_Required action:_ Search the data for the word "platform" and copy out every line that has it.

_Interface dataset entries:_

---------------

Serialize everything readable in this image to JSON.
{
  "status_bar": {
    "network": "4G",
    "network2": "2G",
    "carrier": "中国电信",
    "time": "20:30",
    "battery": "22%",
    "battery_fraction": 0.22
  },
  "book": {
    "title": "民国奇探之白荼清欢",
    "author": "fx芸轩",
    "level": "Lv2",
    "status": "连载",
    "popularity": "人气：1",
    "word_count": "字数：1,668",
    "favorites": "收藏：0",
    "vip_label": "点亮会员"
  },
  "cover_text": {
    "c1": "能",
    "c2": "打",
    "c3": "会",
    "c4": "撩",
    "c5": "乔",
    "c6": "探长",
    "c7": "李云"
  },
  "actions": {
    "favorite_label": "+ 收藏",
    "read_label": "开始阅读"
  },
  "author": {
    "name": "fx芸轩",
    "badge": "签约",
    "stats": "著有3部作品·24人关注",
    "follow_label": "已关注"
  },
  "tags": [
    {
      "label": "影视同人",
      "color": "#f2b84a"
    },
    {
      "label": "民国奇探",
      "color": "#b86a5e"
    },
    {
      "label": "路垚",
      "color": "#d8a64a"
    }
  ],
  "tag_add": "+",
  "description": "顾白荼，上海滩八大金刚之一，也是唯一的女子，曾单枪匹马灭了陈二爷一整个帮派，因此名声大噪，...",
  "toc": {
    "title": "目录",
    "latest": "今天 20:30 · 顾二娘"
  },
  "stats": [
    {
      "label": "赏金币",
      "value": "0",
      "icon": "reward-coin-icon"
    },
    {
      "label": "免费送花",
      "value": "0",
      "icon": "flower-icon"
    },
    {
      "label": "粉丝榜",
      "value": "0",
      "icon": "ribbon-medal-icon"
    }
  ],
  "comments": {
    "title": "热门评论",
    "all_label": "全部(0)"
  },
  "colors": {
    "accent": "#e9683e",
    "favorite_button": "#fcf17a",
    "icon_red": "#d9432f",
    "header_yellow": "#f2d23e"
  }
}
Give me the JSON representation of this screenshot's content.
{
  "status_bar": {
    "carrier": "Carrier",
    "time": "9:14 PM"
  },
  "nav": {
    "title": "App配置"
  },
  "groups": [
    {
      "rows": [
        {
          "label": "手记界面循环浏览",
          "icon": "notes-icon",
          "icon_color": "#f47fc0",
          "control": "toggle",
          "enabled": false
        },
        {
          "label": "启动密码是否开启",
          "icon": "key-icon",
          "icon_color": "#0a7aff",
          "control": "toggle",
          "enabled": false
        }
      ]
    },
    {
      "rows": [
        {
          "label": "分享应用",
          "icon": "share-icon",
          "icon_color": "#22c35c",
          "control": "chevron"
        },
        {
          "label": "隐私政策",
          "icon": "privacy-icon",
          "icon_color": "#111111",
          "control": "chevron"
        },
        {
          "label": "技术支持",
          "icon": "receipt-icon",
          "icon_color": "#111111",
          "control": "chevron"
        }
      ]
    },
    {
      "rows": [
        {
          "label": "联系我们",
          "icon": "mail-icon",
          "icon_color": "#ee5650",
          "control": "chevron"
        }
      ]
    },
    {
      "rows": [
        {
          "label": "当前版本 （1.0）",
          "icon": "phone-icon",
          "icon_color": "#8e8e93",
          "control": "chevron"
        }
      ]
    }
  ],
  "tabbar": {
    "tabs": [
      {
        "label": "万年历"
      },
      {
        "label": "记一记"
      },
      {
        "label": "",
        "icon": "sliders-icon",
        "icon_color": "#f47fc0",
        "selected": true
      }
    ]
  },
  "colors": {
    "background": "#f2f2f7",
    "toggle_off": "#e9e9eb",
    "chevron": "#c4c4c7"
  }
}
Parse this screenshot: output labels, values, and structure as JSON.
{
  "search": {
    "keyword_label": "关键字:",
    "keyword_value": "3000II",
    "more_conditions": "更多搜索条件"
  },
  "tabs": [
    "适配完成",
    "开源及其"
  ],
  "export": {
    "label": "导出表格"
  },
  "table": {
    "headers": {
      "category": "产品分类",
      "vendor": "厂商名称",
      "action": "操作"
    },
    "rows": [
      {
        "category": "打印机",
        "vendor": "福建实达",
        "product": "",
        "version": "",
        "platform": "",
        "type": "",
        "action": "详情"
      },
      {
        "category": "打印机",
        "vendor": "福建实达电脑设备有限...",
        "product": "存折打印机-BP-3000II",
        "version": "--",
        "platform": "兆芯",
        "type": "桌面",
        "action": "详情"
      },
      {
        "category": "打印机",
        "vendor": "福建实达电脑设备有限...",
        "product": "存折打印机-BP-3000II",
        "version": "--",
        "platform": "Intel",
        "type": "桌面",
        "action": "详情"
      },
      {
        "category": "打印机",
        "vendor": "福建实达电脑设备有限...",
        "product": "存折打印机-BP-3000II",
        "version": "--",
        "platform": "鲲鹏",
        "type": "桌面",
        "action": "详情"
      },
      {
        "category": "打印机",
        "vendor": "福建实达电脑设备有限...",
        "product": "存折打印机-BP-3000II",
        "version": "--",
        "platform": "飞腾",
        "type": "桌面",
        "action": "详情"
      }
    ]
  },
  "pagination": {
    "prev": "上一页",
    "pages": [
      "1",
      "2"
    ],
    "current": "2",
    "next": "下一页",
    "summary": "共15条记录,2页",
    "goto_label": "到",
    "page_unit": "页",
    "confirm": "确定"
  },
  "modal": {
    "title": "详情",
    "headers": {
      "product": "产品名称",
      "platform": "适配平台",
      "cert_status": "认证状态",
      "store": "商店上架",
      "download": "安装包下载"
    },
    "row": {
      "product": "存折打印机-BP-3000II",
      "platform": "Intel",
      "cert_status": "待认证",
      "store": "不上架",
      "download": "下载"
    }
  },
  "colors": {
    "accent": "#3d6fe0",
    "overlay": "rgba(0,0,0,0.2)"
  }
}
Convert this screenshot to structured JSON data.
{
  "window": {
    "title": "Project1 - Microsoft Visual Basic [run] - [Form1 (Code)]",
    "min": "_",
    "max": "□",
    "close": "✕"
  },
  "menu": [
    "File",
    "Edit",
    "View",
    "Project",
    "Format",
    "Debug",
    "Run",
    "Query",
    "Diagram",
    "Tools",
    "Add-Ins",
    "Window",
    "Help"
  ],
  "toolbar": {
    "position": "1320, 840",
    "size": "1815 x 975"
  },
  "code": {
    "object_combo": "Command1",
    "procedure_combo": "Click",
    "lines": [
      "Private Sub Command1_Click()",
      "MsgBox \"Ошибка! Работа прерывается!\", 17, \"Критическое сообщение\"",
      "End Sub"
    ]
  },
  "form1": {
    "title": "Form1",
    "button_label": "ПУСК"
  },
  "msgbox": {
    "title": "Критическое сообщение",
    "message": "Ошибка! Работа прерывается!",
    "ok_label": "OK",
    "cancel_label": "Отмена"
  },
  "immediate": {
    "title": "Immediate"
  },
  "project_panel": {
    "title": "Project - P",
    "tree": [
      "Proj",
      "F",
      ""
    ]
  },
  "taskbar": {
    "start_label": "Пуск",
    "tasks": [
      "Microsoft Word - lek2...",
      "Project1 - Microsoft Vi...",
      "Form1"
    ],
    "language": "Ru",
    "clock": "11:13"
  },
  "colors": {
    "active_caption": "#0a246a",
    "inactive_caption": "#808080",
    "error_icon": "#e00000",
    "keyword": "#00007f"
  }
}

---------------

_Answer area:_
        "platform": "",
        "platform": "兆芯",
        "platform": "Intel",
        "platform": "鲲鹏",
        "platform": "飞腾",
      "platform": "适配平台",
      "platform": "Intel",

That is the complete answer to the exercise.